Falls among the elderly are a major source of injury, often leading to serious fractures, hospitalization, and death. Osteoporosis (OP) is a global problem intimately related with these fractures, characterized by reduced bone mass, increased bone fragility. There exists a high failure rate in the translation of treatments to osteoporotic populations. Mesenchymal stromal cell (MSC) transplantation as a therapeutic strategy for OP has not yet been examined in clinical trials. This may be attributed to the mixed findings of pre-clinical studies aimed at determining the efficacy of MSC therapy towards bone regeneration in OP.
The most common animal model of OP is ovariectomy (OVX) that simulates post-menopausal estrogen loss. A plethora of bone regeneration studies have used OVX models with 12-16 weeks post-OVX periods and have generally reported positive results from a variety of treatment modalities, including MSC therapy. However, the use of the minimum post-OVX period may not be appropriate to reflect the global changes in regenerative potential of OP patients. In our research group's previous study, MSC were isolated from a minimum 60 week post-OVX rat model, representing a severe case of OP. The MSC isolated from these animals are a unique cell population that we expect may better represent the outcomes of autologous cell therapies for the older patient population in the clinic.

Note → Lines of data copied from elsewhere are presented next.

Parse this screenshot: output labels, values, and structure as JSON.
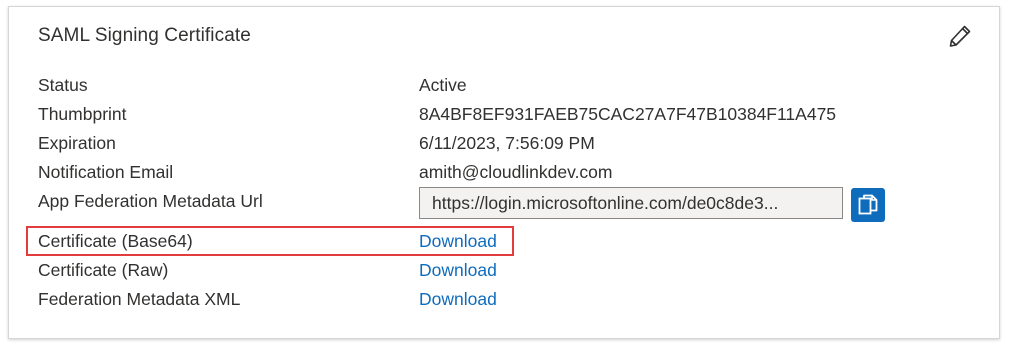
{
  "card": {
    "title": "SAML Signing Certificate",
    "edit_icon": "pencil-icon"
  },
  "fields": {
    "status": {
      "label": "Status",
      "value": "Active"
    },
    "thumbprint": {
      "label": "Thumbprint",
      "value": "8A4BF8EF931FAEB75CAC27A7F47B10384F11A475"
    },
    "expiration": {
      "label": "Expiration",
      "value": "6/11/2023, 7:56:09 PM"
    },
    "notification_email": {
      "label": "Notification Email",
      "value": "amith@cloudlinkdev.com"
    },
    "metadata_url": {
      "label": "App Federation Metadata Url",
      "value": "https://login.microsoftonline.com/de0c8de3...",
      "copy_icon": "copy-icon"
    },
    "cert_base64": {
      "label": "Certificate (Base64)",
      "link": "Download"
    },
    "cert_raw": {
      "label": "Certificate (Raw)",
      "link": "Download"
    },
    "federation_xml": {
      "label": "Federation Metadata XML",
      "link": "Download"
    }
  },
  "colors": {
    "link": "#0f6cbd",
    "copy_button": "#0f6cbd",
    "highlight_border": "#e23c3c",
    "text": "#323130"
  }
}
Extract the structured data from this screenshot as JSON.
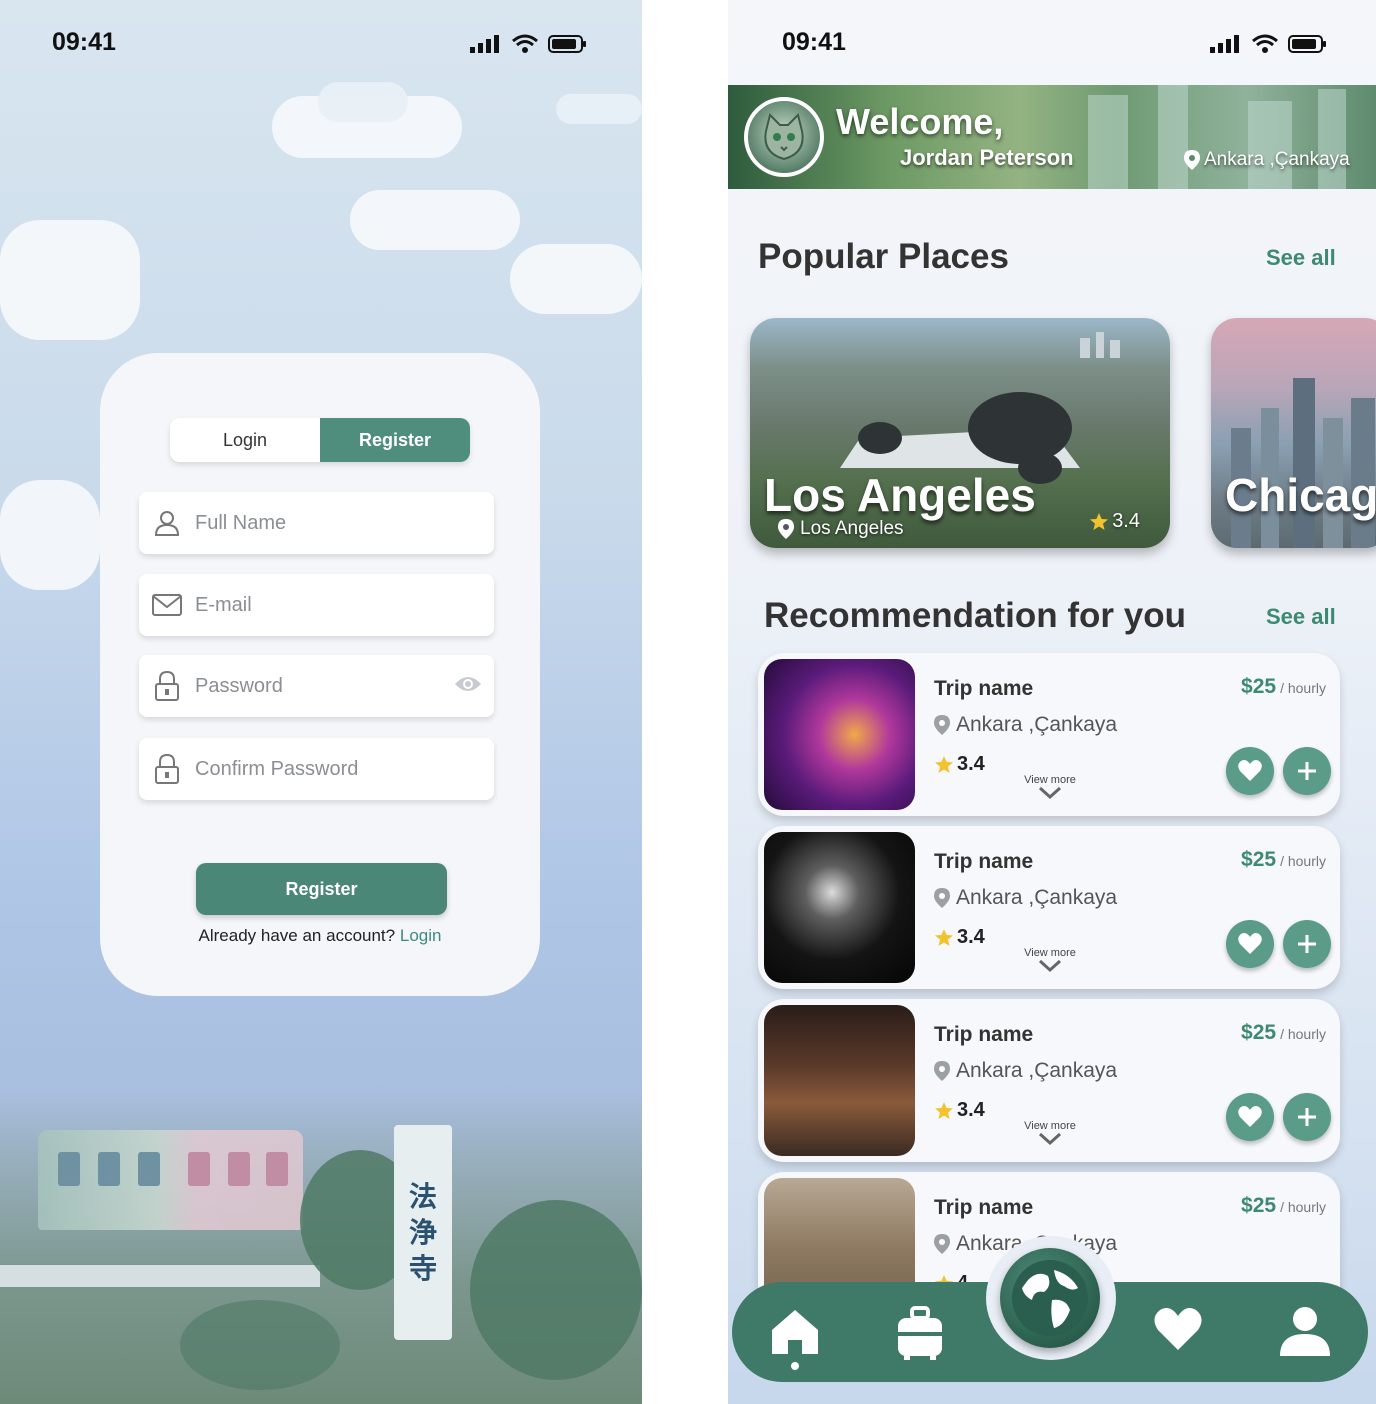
{
  "left_screen": {
    "status": {
      "time": "09:41"
    },
    "tabs": {
      "login": "Login",
      "register": "Register"
    },
    "fields": {
      "full_name": "Full Name",
      "email": "E-mail",
      "password": "Password",
      "confirm_password": "Confirm Password"
    },
    "register_button": "Register",
    "already_text": "Already have an account?",
    "login_link": "Login",
    "sign_text": [
      "法",
      "浄",
      "寺"
    ]
  },
  "right_screen": {
    "status": {
      "time": "09:41"
    },
    "header": {
      "welcome": "Welcome,",
      "user_name": "Jordan Peterson",
      "location": "Ankara ,Çankaya"
    },
    "popular": {
      "title": "Popular Places",
      "see_all": "See all",
      "places": [
        {
          "name": "Los Angeles",
          "location": "Los Angeles",
          "rating": "3.4"
        },
        {
          "name": "Chicag",
          "location": "",
          "rating": ""
        }
      ]
    },
    "recommendation": {
      "title": "Recommendation for you",
      "see_all": "See all",
      "items": [
        {
          "name": "Trip name",
          "location": "Ankara ,Çankaya",
          "rating": "3.4",
          "price": "$25",
          "unit": "/ hourly",
          "view_more": "View more"
        },
        {
          "name": "Trip name",
          "location": "Ankara ,Çankaya",
          "rating": "3.4",
          "price": "$25",
          "unit": "/ hourly",
          "view_more": "View more"
        },
        {
          "name": "Trip name",
          "location": "Ankara ,Çankaya",
          "rating": "3.4",
          "price": "$25",
          "unit": "/ hourly",
          "view_more": "View more"
        },
        {
          "name": "Trip name",
          "location": "Ankara ,Çankaya",
          "rating": "4",
          "price": "$25",
          "unit": "/ hourly",
          "view_more": ""
        }
      ]
    },
    "nav": {
      "icons": [
        "home-icon",
        "luggage-icon",
        "globe-icon",
        "heart-icon",
        "profile-icon"
      ],
      "active": "home-icon"
    },
    "colors": {
      "accent": "#4a8777",
      "price": "#3d8a71",
      "nav": "#3f7a68"
    }
  }
}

In the present study, adipose and bone marrow derived MSC from OVX and age-matched animals were evaluated for their osteogenic and adipogenic differentiation potentials in culture through passage 10. Results from this study suggest that bone marrow derived-MSC maintain their phenotype and functionality more effectively than adipose derived-MSC in OP. Further investigations used regenerative medicine approaches for cell expansion on keratin protein coated microcarriers in static culture. Hair-derived keratin biomaterials have demonstrated their utility as carriers of biologics and drugs for tissue engineering. An optimal microcarrier was selected that demonstrated superior retention of the protein coating through electrostatic interactions and high cell viability.
Finally, the integration of cell-microcarriers into a perfusion bioreactor system was explored. Preliminary results demonstrated the feasibility of MSC growth and differentiation on microcarrier based packed beds. Moreover, AD-MSC from OP rats were unresponsive to both inductive media and shear stress related osteogenic cues. These results highlight the complexity and challenges associated with the MSC regenerative strategy.